Prison breakouts becoming regular

Editorial, Normal

The National, Thursday June 11th, 2015

 LAST Friday’s breakout from Morobe’s Buimo jail is nothing new but only adds another dimension to the country’s growing concerns of security. 

Prison breakouts have become too common. 

The breakout is, as Governor Kelly Naru pointed out, a wake-up call and urged the government to upgrade prison facilities. 

Naru, a veteran lawyer who has had his day in court for many criminal or civil matters, puts the long delays in the justice system down to police investigations not conducted and concluded in a timely fashion.

The figure supplied by the prison authorities – 52 remandees and only four convicts – highlights the big problem facing prisons in PNG.  

There is an unnecessarily large number of people awaiting court appearances compared to inmates serving terms.

Naru pointed out that the overcrowding at prisons, especially by remandees awaiting their trials, is not to do with courts. 

It is to do with police investigations and prosecutions that delay their functions due to rundown buildings without appropriate equipment for officers to write reports or vehicles and fuel to conduct investigations.

Naru’s comments are simillar to observations made by the late Chief Ombudsman Chronox Manek in a presentation at the International Society for the Reform of Criminal Law in June 2006.

As Public Prosecutor then, Manek spoke of the high number of remandees or detainees awaiting trial at the country’s prisons as an indication of an ineffective justice system.

The Constitution affords all persons the full protection of the law and specifically states that it applies to persons in custody or charged with an offence.

The Constitution  seeks to ensure that a person charged with a criminal offence will have a fair hearing within a reasonable time.

Prior to being appointed the Public Prosecutor Manex occupied the position of Public Solicitor and in that position he was concerned that many of the clients represented by his office were waiting inordinate lengths of time to have their cases resolved. 

He was concerned at the conditions under which those clients were being detained.

Manek further pointed out in his presentation that since Independence in 1975 there has been a decrease in the number of persons serving sentences whilst proportionally the number of remandees has increased. 

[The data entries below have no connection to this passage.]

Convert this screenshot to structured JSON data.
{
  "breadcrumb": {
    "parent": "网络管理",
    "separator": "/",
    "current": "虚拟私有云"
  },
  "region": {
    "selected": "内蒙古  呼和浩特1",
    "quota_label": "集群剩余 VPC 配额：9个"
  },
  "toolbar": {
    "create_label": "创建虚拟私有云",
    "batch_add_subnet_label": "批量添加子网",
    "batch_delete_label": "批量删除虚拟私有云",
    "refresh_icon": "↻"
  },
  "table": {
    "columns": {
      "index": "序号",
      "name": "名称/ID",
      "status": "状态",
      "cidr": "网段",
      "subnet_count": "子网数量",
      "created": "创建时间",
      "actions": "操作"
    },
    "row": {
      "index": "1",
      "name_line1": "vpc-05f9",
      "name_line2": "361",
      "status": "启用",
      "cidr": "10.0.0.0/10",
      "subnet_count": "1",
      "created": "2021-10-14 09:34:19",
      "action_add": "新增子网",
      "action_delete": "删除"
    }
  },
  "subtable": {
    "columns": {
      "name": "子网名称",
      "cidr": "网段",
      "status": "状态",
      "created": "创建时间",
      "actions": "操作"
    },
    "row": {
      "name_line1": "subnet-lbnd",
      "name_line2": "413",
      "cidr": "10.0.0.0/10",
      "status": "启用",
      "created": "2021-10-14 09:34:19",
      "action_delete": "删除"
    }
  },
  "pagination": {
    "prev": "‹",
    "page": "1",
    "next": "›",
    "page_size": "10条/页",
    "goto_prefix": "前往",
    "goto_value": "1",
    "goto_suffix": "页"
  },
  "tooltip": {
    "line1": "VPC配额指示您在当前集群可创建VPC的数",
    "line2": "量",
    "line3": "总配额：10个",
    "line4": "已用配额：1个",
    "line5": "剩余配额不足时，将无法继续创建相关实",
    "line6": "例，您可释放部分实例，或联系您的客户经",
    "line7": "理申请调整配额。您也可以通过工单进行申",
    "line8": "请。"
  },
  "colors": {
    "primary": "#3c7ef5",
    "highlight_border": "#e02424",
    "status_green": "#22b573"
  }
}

Section 37(3) of the Constitution (Protection of the Law) provides that a person charged with an offence shall, unless the charge is withdrawn be afforded a fair hearing with a reasonable time, by an independent and impartial court. 

That, however is not the case in many criminal cases and this is the reason for the overcrowding in prisons.

With the decrease in convicted prisoners held in gaol one might suggest that Papua New Guineans have become more law abiding but unfortunately that is far from reality. 

The criminal justice system has become less capable of investigating, arresting and successfully processing criminal offenders in a timely and efficient manner. 

This has led to increased remand populations and decreasing convicted populations.

“Remandees awaiting unreasonable delays are a symptom of a system that is inefficient or not working. Papua New Guinea is undertaking action to unblock and streamline the system,” Manek said. 

“It is hoped that it will lead to a criminal justice system that is more appropriate and affordable.” 

That was Chronox Manek on June 14, 2006. 

Nine years on, has this situation changed much? 

That question is best answered by the agencies of law enforcement but the view from outside is that very little has changed.  

In the absence of full logistical capability, the prison authorities can only bank on the public’s cooperation to help recapture the escapees or expect common sense to steer them to surrender.  

Following the escape of prisoners from Buimo, Correctional Services Minister Jim Simatab announced plans to hold a national summit to draw government 

and public attention of the status of the country’s prisons. 

Meetings of such nature have been seen as talk fests but this, if it does come about, should be a platform to chart a radical reform to the Correctional Services and a big step in improving the justice system overall.